Exercise brief: Out of the data below, copy every line with the string "Verify".

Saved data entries
+ + + +
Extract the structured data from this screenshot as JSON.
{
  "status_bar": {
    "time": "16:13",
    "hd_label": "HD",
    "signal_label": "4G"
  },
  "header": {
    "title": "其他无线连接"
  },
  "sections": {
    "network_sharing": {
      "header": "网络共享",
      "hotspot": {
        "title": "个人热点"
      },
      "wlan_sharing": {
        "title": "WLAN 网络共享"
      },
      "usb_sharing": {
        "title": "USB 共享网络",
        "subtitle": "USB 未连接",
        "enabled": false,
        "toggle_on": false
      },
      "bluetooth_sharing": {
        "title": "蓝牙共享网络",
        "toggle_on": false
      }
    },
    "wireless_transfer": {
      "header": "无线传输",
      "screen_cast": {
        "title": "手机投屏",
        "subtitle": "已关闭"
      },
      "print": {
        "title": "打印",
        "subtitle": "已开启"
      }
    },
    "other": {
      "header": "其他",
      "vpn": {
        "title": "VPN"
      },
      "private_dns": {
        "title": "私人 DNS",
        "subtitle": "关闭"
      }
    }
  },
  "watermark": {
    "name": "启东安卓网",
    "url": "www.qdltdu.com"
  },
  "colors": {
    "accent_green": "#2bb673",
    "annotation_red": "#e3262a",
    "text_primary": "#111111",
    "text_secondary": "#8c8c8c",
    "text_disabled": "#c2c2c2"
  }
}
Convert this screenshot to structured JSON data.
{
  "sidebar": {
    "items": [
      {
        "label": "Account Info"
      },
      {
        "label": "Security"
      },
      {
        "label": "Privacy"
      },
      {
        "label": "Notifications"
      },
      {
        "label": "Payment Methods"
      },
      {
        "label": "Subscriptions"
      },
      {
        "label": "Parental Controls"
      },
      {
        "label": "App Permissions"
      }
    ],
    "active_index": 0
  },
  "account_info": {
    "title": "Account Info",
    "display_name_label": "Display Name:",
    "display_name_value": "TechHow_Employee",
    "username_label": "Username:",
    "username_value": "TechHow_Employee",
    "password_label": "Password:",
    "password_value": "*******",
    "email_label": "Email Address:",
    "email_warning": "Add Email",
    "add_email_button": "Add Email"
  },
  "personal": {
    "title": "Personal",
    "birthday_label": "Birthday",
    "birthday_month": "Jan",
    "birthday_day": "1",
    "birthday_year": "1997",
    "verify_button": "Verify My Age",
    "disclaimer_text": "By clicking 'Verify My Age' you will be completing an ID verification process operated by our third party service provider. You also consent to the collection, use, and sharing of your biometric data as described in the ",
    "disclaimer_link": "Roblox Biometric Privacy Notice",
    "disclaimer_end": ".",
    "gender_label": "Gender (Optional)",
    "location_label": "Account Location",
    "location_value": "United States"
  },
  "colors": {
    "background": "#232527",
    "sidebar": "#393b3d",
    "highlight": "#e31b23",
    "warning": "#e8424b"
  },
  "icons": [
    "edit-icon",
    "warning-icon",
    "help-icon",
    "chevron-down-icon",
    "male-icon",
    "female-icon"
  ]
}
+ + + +
Answer section:
    "verify_button": "Verify My Age",
    "disclaimer_text": "By clicking 'Verify My Age' you will be completing an ID verification process operated by our third party service provider. You also consent to the collection, use, and sharing of your biometric data as described in the ",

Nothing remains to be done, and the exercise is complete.